No clue how your character should be? Maze Rats has you covered. In the time it takes to roll 2 dice ten times, you have a character with a name, a horrible fashion style, scars, a speech impediment, and an assortment of weapons, ready to go succeed or die.
Really, these tables can help you whenever you are stuck in character generation, be it for a game or for writing that novel you always wanted to start. You can populate a town with them.
We spoke of means in your possession earlier. The rules allow to choose, but they also suggest to leave the content of your backpack to chance. An assortment of things with various value and even more various use can be rolled on another 2d6 table, and like in Into the Odd, what you have in your possession, if horn, button, mirror or an old doll, goes a long way giving you options and shaping your tactics.
In fact, there are so many 2d6-tables detailing Inn names, buildings, wilderness structures and plants, potions, books, traps, etc, that it is entirely possible and sometimes even desirable, to pull whole adventures or even campaigns, landscapes, treasures and unique monsters right out of these randomizers. Versatile tables that can – and should – be used in any RPG, if you like to let yourself be surprised now and then.
It is hard to miss: I like Maze Rats a lot. So much, in fact, that I am worried about the follow-up-project “Maze Knights”, because I cannot imagine how it should improve on this perfect gem.
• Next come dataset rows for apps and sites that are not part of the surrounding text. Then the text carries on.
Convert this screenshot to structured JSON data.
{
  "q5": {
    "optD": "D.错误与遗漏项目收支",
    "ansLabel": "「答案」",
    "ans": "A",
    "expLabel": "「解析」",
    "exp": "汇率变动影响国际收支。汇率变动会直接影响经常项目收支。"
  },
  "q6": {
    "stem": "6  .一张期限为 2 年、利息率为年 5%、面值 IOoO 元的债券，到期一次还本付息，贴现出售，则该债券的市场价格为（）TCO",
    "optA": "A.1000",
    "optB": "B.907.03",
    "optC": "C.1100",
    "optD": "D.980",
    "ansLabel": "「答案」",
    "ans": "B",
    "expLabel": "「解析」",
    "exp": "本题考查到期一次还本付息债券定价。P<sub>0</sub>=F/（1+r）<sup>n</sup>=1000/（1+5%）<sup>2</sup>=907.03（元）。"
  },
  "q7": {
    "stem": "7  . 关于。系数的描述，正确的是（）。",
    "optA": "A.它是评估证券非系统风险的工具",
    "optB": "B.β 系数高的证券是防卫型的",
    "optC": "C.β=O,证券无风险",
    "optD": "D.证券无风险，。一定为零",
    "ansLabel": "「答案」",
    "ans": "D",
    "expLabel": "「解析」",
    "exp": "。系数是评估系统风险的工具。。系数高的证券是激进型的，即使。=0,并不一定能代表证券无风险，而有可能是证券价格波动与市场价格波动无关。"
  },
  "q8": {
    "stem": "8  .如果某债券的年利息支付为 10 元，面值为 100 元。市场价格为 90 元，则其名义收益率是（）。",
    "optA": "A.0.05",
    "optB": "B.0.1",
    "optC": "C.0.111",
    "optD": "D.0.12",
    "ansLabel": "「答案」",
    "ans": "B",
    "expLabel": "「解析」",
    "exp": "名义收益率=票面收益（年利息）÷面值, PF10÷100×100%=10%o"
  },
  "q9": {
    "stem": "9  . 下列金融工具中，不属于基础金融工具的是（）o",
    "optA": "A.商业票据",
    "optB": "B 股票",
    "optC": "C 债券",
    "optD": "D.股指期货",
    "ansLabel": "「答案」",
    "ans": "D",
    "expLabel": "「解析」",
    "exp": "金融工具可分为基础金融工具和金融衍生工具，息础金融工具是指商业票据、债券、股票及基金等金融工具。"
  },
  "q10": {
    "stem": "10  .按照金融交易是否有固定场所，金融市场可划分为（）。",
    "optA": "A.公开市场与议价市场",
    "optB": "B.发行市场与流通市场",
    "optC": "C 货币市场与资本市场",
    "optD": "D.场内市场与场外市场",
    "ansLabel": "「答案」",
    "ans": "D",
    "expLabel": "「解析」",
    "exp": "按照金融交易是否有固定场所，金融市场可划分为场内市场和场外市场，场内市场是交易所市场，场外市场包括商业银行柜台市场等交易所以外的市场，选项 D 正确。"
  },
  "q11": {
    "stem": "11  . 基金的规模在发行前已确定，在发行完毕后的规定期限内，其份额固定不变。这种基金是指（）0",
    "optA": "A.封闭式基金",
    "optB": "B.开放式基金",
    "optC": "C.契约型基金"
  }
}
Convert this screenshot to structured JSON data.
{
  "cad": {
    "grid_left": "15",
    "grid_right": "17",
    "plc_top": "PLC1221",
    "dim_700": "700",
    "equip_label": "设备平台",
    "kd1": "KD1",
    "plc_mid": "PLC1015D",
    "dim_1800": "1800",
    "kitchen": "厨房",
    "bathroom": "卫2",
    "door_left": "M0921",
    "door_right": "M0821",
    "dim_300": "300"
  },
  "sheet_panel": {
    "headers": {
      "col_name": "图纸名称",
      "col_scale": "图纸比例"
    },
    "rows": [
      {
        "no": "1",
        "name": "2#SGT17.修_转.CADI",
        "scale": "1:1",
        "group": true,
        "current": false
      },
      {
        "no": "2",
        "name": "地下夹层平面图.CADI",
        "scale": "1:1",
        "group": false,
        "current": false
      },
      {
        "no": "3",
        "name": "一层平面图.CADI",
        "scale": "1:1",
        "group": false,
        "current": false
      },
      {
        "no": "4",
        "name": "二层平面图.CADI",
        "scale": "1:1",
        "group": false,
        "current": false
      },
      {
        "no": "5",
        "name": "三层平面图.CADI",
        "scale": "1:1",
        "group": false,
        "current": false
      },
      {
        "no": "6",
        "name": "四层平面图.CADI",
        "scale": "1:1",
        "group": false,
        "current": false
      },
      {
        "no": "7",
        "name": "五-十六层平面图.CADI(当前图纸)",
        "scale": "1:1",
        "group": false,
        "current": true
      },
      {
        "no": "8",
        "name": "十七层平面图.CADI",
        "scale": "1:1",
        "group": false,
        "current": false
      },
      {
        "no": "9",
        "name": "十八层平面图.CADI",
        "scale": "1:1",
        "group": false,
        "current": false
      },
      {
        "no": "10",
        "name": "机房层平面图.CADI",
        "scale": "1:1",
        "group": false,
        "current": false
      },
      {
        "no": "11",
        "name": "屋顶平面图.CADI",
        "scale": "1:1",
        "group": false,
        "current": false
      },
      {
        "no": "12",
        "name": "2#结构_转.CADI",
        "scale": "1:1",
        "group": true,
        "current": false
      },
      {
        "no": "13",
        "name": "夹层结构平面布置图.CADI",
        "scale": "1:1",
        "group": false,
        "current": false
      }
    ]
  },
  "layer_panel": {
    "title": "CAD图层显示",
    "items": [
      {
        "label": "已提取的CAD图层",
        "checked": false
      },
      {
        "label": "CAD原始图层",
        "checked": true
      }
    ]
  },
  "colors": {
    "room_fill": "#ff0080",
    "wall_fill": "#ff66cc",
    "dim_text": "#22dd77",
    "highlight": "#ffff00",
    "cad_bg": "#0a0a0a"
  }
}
One last thing: Maze Rats has roughly one A4 page of GM advice, and it is basically the golden core of the best of the best GM tips. So, enough fanboi-talk, or you will not believe me. Just go and try it: If you like the OSR style, you will like Maze Rats.